Exercise details :: Give the number of lines in the records below that include "selection". Reply with that number alone.

[Opening Supplied records section]

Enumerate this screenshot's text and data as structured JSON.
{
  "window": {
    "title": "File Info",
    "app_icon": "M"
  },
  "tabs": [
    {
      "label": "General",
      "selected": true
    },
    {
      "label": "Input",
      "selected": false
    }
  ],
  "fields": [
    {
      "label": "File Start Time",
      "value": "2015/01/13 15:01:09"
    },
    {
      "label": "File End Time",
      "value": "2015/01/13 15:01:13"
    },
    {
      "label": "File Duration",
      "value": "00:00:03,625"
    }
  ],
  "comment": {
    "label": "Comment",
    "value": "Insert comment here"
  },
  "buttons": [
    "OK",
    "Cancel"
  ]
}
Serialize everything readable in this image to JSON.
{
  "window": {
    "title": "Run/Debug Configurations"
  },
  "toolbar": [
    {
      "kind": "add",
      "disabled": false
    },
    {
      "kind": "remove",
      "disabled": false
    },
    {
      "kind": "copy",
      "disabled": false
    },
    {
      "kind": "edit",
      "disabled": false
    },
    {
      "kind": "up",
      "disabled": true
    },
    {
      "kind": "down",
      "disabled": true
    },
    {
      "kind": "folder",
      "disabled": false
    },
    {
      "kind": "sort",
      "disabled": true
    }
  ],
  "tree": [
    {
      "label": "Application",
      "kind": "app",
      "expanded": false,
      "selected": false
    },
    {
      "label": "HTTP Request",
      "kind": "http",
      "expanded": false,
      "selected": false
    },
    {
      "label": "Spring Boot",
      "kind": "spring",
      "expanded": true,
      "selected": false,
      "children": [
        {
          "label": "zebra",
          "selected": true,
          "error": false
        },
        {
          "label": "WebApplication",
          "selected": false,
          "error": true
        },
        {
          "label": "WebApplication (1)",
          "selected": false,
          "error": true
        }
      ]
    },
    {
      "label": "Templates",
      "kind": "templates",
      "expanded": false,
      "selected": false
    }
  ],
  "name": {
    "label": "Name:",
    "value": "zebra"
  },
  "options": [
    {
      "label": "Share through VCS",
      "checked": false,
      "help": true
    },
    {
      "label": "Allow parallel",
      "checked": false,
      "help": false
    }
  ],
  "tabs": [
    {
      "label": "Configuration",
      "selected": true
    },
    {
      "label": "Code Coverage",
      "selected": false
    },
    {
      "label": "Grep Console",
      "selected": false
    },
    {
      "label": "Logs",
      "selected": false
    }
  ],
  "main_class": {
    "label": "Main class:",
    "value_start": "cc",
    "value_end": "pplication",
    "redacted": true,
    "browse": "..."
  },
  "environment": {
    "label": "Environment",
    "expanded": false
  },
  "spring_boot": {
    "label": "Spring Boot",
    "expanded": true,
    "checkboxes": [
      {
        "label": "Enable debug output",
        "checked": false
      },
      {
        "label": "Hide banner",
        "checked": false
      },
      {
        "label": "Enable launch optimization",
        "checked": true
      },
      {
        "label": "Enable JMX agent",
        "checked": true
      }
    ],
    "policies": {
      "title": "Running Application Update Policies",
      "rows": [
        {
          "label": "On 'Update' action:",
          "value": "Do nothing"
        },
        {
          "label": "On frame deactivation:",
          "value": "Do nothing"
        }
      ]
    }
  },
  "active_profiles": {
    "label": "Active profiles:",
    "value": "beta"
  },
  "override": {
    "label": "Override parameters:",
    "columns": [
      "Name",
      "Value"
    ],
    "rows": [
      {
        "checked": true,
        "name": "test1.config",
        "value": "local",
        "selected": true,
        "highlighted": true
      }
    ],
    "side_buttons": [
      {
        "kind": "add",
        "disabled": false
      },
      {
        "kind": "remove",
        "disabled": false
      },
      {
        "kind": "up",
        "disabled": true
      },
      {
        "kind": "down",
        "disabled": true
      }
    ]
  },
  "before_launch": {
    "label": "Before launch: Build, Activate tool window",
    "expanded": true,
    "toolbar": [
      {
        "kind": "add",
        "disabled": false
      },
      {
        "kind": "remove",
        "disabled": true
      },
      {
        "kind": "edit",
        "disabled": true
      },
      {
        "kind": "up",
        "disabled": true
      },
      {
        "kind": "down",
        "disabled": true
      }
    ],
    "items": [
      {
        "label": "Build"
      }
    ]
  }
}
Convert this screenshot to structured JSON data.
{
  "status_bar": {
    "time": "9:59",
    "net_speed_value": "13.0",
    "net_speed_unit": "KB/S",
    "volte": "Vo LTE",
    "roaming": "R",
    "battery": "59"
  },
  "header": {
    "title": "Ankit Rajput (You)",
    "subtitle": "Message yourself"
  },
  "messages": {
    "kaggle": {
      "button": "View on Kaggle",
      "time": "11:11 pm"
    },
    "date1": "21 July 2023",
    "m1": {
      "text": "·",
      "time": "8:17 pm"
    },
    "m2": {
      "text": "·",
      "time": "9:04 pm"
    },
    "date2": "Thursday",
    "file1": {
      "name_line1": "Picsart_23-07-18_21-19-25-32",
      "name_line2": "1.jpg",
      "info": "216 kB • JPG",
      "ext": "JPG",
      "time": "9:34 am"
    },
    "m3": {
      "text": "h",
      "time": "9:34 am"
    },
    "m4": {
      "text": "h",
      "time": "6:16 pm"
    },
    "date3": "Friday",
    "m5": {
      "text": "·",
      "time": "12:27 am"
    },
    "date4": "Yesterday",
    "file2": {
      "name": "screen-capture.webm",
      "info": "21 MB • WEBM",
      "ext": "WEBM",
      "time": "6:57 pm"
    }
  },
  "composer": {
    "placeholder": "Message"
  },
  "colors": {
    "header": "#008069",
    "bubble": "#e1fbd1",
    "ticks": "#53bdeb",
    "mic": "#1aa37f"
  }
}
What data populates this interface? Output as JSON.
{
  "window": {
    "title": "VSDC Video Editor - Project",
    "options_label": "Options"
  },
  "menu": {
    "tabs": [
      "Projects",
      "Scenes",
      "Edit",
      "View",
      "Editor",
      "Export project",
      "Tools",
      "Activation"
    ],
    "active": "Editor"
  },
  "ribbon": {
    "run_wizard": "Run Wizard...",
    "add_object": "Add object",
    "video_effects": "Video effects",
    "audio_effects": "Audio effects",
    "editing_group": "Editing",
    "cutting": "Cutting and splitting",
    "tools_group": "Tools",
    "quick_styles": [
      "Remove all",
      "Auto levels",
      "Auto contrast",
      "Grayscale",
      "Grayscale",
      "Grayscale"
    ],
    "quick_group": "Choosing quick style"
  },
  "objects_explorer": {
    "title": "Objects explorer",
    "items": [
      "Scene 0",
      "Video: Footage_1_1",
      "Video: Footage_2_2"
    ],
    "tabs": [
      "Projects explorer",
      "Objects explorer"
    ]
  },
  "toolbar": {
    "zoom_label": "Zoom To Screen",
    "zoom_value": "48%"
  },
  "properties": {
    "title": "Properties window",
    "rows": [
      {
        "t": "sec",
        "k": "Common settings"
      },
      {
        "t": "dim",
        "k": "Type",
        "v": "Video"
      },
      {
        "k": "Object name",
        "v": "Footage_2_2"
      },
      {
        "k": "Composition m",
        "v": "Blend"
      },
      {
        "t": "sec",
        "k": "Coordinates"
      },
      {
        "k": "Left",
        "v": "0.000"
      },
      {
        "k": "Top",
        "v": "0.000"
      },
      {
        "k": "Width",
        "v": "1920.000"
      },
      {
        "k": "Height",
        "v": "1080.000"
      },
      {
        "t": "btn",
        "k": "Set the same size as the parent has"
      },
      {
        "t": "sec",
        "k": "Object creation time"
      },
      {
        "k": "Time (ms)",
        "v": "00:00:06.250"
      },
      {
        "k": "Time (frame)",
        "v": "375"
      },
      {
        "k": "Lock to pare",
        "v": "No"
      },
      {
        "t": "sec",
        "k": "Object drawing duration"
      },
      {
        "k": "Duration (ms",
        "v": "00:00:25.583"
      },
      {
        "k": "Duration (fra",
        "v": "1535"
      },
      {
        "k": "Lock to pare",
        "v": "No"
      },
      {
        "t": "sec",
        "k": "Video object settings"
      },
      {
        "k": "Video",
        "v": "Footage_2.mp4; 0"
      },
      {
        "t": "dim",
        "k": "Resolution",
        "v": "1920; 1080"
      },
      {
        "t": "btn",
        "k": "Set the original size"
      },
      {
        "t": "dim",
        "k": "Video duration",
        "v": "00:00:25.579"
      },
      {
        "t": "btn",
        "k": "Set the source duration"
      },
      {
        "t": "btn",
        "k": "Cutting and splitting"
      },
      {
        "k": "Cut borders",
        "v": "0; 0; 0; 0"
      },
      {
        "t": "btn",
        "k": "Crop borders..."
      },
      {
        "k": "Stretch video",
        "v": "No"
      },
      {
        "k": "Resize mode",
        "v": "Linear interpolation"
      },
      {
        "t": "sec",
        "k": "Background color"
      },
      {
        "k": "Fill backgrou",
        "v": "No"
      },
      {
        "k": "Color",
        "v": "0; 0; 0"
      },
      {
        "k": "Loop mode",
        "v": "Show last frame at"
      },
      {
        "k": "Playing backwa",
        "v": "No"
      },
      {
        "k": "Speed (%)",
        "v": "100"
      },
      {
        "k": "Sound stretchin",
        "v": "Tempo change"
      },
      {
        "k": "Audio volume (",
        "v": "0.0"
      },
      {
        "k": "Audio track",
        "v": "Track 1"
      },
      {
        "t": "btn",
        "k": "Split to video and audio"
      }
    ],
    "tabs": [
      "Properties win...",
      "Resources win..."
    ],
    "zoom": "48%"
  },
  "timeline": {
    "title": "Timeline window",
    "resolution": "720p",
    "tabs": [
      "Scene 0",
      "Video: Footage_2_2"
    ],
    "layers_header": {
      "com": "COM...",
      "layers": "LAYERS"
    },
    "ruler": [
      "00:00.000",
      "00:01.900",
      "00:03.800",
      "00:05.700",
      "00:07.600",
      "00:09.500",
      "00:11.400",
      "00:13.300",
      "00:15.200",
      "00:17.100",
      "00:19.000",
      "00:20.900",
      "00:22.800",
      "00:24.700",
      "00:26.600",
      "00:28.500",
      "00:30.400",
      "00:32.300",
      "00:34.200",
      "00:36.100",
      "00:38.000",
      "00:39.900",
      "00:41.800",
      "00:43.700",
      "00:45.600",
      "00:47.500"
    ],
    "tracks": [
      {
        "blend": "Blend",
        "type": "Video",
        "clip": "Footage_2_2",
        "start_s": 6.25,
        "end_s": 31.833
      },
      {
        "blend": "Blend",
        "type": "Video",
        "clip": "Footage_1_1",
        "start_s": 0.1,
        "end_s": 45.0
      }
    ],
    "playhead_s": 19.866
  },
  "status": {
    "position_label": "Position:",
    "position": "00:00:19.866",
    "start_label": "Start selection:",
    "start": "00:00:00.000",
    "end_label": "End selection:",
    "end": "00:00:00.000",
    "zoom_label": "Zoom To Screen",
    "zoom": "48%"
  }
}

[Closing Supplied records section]

Task result :: 2